## Task goal
Please show all lines of the records that include "NtpServer".

## Supplied material
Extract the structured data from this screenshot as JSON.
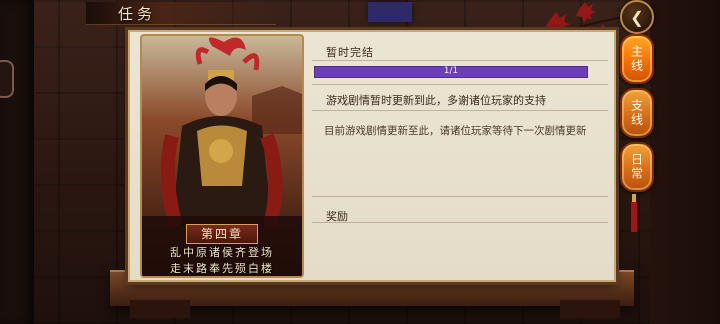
{
  "header": {
    "title": "任务"
  },
  "nav": {
    "back_icon": "back-arrow-icon",
    "back_glyph": "❮"
  },
  "tabs": [
    {
      "label": "主线",
      "active": true
    },
    {
      "label": "支线",
      "active": false
    },
    {
      "label": "日常",
      "active": false
    }
  ],
  "chapter_card": {
    "badge": "第四章",
    "line1": "乱中原诸侯齐登场",
    "line2": "走末路奉先殒白楼"
  },
  "quest": {
    "status": "暂时完结",
    "progress_text": "1/1",
    "progress_fraction": 1.0,
    "message": "游戏剧情暂时更新到此，多谢诸位玩家的支持",
    "description": "目前游戏剧情更新至此，请诸位玩家等待下一次剧情更新",
    "reward_label": "奖励"
  },
  "colors": {
    "accent_purple": "#6a3fb8",
    "tab_orange": "#d46a18",
    "panel_bg": "#ece5d3"
  }
}
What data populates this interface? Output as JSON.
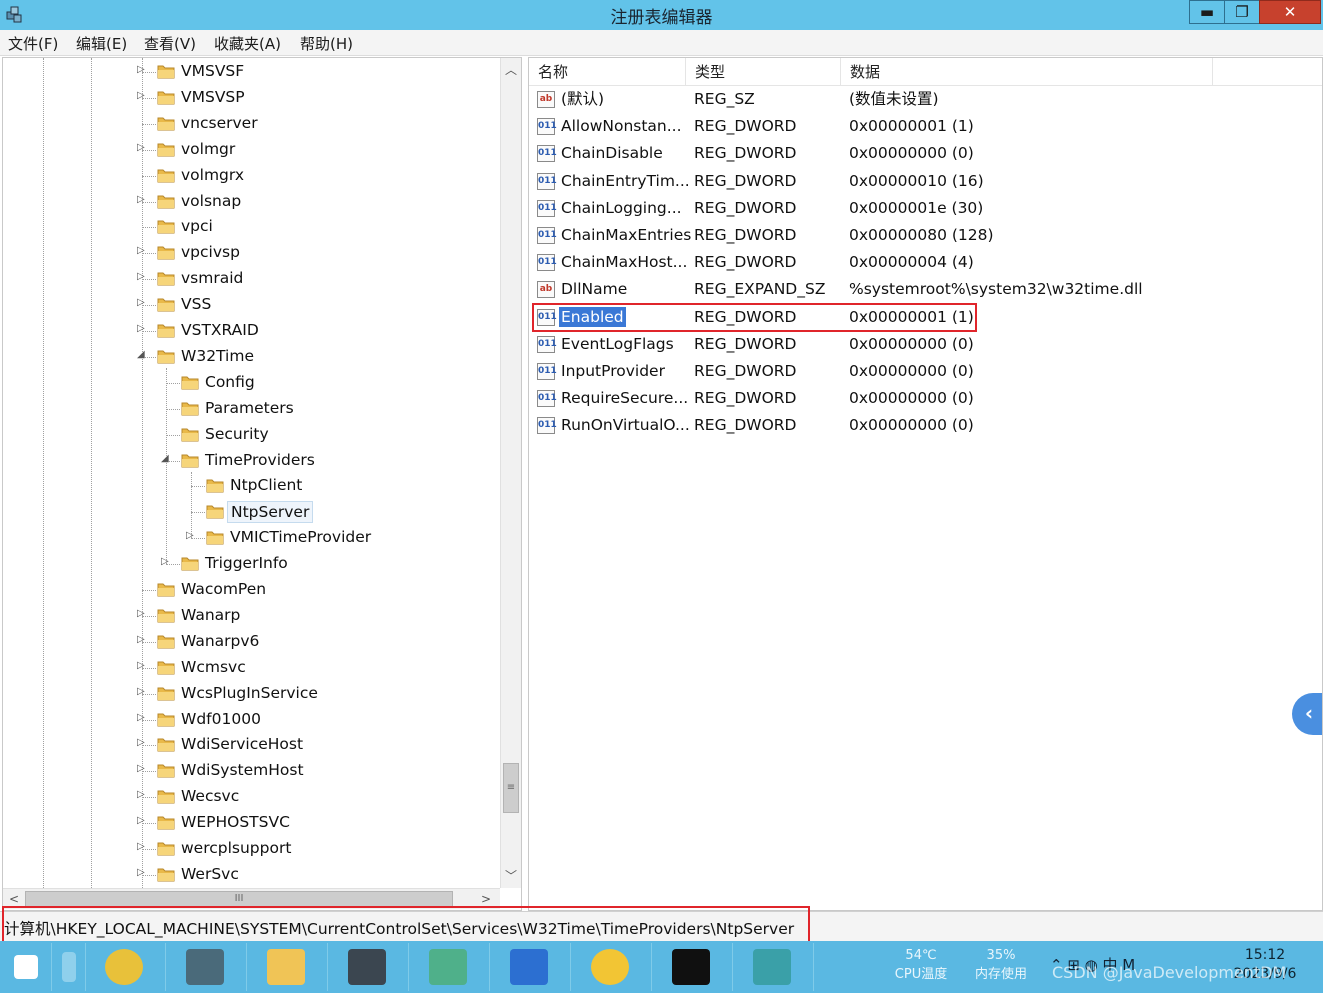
{
  "window": {
    "title": "注册表编辑器",
    "min_glyph": "▬",
    "max_glyph": "❐",
    "close_glyph": "✕"
  },
  "menu": [
    "文件(F)",
    "编辑(E)",
    "查看(V)",
    "收藏夹(A)",
    "帮助(H)"
  ],
  "tree": {
    "items": [
      {
        "label": "VMSVSF",
        "level": 0,
        "toggle": "▷"
      },
      {
        "label": "VMSVSP",
        "level": 0,
        "toggle": "▷"
      },
      {
        "label": "vncserver",
        "level": 0,
        "toggle": ""
      },
      {
        "label": "volmgr",
        "level": 0,
        "toggle": "▷"
      },
      {
        "label": "volmgrx",
        "level": 0,
        "toggle": ""
      },
      {
        "label": "volsnap",
        "level": 0,
        "toggle": "▷"
      },
      {
        "label": "vpci",
        "level": 0,
        "toggle": ""
      },
      {
        "label": "vpcivsp",
        "level": 0,
        "toggle": "▷"
      },
      {
        "label": "vsmraid",
        "level": 0,
        "toggle": "▷"
      },
      {
        "label": "VSS",
        "level": 0,
        "toggle": "▷"
      },
      {
        "label": "VSTXRAID",
        "level": 0,
        "toggle": "▷"
      },
      {
        "label": "W32Time",
        "level": 0,
        "toggle": "◢"
      },
      {
        "label": "Config",
        "level": 1,
        "toggle": ""
      },
      {
        "label": "Parameters",
        "level": 1,
        "toggle": ""
      },
      {
        "label": "Security",
        "level": 1,
        "toggle": ""
      },
      {
        "label": "TimeProviders",
        "level": 1,
        "toggle": "◢"
      },
      {
        "label": "NtpClient",
        "level": 2,
        "toggle": ""
      },
      {
        "label": "NtpServer",
        "level": 2,
        "toggle": "",
        "selected": true
      },
      {
        "label": "VMICTimeProvider",
        "level": 2,
        "toggle": "▷"
      },
      {
        "label": "TriggerInfo",
        "level": 1,
        "toggle": "▷"
      },
      {
        "label": "WacomPen",
        "level": 0,
        "toggle": ""
      },
      {
        "label": "Wanarp",
        "level": 0,
        "toggle": "▷"
      },
      {
        "label": "Wanarpv6",
        "level": 0,
        "toggle": "▷"
      },
      {
        "label": "Wcmsvc",
        "level": 0,
        "toggle": "▷"
      },
      {
        "label": "WcsPlugInService",
        "level": 0,
        "toggle": "▷"
      },
      {
        "label": "Wdf01000",
        "level": 0,
        "toggle": "▷"
      },
      {
        "label": "WdiServiceHost",
        "level": 0,
        "toggle": "▷"
      },
      {
        "label": "WdiSystemHost",
        "level": 0,
        "toggle": "▷"
      },
      {
        "label": "Wecsvc",
        "level": 0,
        "toggle": "▷"
      },
      {
        "label": "WEPHOSTSVC",
        "level": 0,
        "toggle": "▷"
      },
      {
        "label": "wercplsupport",
        "level": 0,
        "toggle": "▷"
      },
      {
        "label": "WerSvc",
        "level": 0,
        "toggle": "▷"
      }
    ],
    "scroll_up": "︿",
    "scroll_down": "﹀",
    "scroll_left": "<",
    "scroll_right": ">",
    "v_grip": "≡",
    "h_grip": "III"
  },
  "values": {
    "columns": {
      "name": "名称",
      "type": "类型",
      "data": "数据"
    },
    "rows": [
      {
        "icon": "ab",
        "name": "(默认)",
        "type": "REG_SZ",
        "data": "(数值未设置)"
      },
      {
        "icon": "011",
        "name": "AllowNonstan...",
        "type": "REG_DWORD",
        "data": "0x00000001 (1)"
      },
      {
        "icon": "011",
        "name": "ChainDisable",
        "type": "REG_DWORD",
        "data": "0x00000000 (0)"
      },
      {
        "icon": "011",
        "name": "ChainEntryTim...",
        "type": "REG_DWORD",
        "data": "0x00000010 (16)"
      },
      {
        "icon": "011",
        "name": "ChainLogging...",
        "type": "REG_DWORD",
        "data": "0x0000001e (30)"
      },
      {
        "icon": "011",
        "name": "ChainMaxEntries",
        "type": "REG_DWORD",
        "data": "0x00000080 (128)"
      },
      {
        "icon": "011",
        "name": "ChainMaxHost...",
        "type": "REG_DWORD",
        "data": "0x00000004 (4)"
      },
      {
        "icon": "ab",
        "name": "DllName",
        "type": "REG_EXPAND_SZ",
        "data": "%systemroot%\\system32\\w32time.dll"
      },
      {
        "icon": "011",
        "name": "Enabled",
        "type": "REG_DWORD",
        "data": "0x00000001 (1)",
        "selected": true
      },
      {
        "icon": "011",
        "name": "EventLogFlags",
        "type": "REG_DWORD",
        "data": "0x00000000 (0)"
      },
      {
        "icon": "011",
        "name": "InputProvider",
        "type": "REG_DWORD",
        "data": "0x00000000 (0)"
      },
      {
        "icon": "011",
        "name": "RequireSecure...",
        "type": "REG_DWORD",
        "data": "0x00000000 (0)"
      },
      {
        "icon": "011",
        "name": "RunOnVirtualO...",
        "type": "REG_DWORD",
        "data": "0x00000000 (0)"
      }
    ],
    "side_tab": "‹"
  },
  "status": {
    "path": "计算机\\HKEY_LOCAL_MACHINE\\SYSTEM\\CurrentControlSet\\Services\\W32Time\\TimeProviders\\NtpServer"
  },
  "taskbar": {
    "apps": [
      {
        "name": "start",
        "color": "#ffffff"
      },
      {
        "name": "search",
        "color": "#8fd0ec"
      },
      {
        "name": "chrome",
        "color": "#e8c13a"
      },
      {
        "name": "notepad",
        "color": "#4a6a7a"
      },
      {
        "name": "explorer",
        "color": "#f0c456"
      },
      {
        "name": "remote-desktop",
        "color": "#3b4650"
      },
      {
        "name": "server-manager",
        "color": "#4fb08a"
      },
      {
        "name": "vs",
        "color": "#2c6fd1"
      },
      {
        "name": "chat",
        "color": "#f2c534"
      },
      {
        "name": "cmd",
        "color": "#101010"
      },
      {
        "name": "regedit",
        "color": "#3aa0a8"
      }
    ],
    "temp_value": "54℃",
    "temp_label": "CPU温度",
    "mem_value": "35%",
    "mem_label": "内存使用",
    "tray_icons": "⌃ ⊞ ◍ 中 M",
    "time": "15:12",
    "date": "2023/9/6",
    "watermark": "CSDN @JavaDevelopmentDM"
  },
  "colors": {
    "titlebar": "#62c3e9",
    "selection": "#3a78d6",
    "highlight_box": "#e0252b",
    "taskbar": "#5ab8e2"
  }
}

## Output for this task
        "label": "NtpServer",
    "path": "计算机\\HKEY_LOCAL_MACHINE\\SYSTEM\\CurrentControlSet\\Services\\W32Time\\TimeProviders\\NtpServer"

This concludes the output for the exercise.